>>

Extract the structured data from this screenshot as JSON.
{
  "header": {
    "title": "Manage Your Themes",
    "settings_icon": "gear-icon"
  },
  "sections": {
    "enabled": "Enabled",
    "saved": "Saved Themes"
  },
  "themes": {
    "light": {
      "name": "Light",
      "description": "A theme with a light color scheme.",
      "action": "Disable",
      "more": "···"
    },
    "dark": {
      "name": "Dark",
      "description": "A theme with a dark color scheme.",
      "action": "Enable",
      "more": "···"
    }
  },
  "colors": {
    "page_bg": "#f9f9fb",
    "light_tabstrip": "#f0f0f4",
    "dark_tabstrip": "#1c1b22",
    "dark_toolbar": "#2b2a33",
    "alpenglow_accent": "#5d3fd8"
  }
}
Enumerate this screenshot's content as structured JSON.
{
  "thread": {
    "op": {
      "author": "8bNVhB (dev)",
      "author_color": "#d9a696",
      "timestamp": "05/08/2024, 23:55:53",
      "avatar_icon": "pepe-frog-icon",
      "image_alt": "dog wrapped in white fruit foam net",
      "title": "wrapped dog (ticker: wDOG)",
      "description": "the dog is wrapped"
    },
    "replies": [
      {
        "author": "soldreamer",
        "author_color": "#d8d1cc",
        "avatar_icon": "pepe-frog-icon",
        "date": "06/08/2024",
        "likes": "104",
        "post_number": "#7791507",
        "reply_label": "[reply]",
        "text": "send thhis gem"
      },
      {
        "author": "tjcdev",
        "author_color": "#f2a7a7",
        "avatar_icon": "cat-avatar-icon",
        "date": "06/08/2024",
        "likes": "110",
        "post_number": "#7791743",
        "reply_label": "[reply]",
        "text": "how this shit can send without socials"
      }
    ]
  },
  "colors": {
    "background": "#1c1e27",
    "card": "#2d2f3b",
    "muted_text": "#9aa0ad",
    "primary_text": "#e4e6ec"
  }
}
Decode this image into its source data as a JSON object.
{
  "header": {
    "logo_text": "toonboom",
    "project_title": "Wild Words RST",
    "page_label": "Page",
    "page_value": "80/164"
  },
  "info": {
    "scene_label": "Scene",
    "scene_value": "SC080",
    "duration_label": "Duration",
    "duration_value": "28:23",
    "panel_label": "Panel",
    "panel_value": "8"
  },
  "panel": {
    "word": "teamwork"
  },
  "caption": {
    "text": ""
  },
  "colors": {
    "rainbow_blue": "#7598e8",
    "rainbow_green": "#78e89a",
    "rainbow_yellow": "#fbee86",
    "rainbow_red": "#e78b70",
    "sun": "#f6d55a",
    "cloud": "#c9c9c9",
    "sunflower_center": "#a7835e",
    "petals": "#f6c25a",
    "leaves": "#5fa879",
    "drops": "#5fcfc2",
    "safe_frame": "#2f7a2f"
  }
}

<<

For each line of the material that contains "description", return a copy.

Expected answer:
      "description": "A theme with a light color scheme.",
      "description": "A theme with a dark color scheme.",
      "description": "the dog is wrapped"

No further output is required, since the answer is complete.